Because natural and manmade disasters can occur at any time, individuals, communities, and governments must be prepared. RAND has developed guidelines for individual preparedness in response to terrorist attacks; evaluated, modeled, and enhanced preparedness policy options for government officials at all levels; and recommended actions that communities should take to prepare for bioterrorist attacks, pandemic flu outbreaks, and other large-scale emergencies.
Research conducted by:
RAND Justice, Infrastructure, and Environment;
RAND Gulf States Policy Institute;
RAND National Security Research Division;
Homeland Security and Defense Center
Featured at RAND
This easy-to-use, self-guided online training shows organizations and communities how to strengthen their resilience, helping them recover and learn from disaster—both natural and man-made.
Individuals can take simple steps to protect themselves from the harmful effects of potential terrorist attacks involving chemical, radiological, nuclear, and biological weapons.
Admiral Thad Allen, then a senior fellow at RAND, presented “Managing the Unexpected” on April 19, 2011, as part of RAND's Issues in Focus public outreach series. Retired Commandant of the U.S. Coast Guard and National Incident Commander for the response to the BP oil spill in the Gulf of Mexico, Allen discussed his experiences leading the nation's high-profile response to two national emergencies—the oil spill and Hurricane Katrina.
In a webinar given on November 19th 2008, researchers from the RAND Center for Public Health Preparedness provide guidance on applying quality improvement (QI) methods to public health emergency preparedness.

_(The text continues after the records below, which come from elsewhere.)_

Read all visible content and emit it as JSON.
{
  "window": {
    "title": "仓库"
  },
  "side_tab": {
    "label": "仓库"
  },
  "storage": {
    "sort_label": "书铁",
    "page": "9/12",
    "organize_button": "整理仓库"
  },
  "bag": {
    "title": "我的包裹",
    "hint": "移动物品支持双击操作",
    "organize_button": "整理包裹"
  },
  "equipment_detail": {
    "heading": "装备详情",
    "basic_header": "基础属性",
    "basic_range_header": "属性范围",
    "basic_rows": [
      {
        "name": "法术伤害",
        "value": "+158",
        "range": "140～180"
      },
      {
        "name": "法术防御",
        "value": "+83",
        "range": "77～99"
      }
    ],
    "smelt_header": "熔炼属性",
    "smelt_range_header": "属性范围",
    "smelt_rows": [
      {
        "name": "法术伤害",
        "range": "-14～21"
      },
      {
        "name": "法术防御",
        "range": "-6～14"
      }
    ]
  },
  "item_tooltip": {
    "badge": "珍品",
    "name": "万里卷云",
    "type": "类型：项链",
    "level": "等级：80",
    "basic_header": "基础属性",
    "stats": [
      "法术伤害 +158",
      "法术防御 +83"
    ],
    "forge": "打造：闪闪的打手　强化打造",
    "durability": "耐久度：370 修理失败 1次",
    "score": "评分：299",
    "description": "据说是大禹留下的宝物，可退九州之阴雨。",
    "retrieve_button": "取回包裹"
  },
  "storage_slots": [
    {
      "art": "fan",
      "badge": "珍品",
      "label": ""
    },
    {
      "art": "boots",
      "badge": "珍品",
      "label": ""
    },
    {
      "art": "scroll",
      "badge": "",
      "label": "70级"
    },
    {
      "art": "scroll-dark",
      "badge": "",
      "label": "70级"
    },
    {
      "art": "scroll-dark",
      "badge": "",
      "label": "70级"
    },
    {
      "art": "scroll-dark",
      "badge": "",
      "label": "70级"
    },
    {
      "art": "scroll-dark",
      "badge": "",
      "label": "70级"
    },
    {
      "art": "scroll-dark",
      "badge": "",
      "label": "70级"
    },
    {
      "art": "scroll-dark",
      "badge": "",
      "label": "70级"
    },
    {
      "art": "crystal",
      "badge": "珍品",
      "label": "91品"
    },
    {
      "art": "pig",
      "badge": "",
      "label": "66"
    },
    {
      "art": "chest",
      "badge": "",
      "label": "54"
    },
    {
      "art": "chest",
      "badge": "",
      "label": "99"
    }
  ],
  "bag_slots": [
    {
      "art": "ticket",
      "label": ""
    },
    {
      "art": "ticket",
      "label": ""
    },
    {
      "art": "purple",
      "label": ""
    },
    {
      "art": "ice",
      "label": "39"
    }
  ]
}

Individual preparedness is an important element of our nation's strategy for homeland security. Lynn E. Davis examines a scenario-driven approach that provides a rigorous way to identify actions-linked specifically to terrorist attacks-individuals can take to protect their health and safety.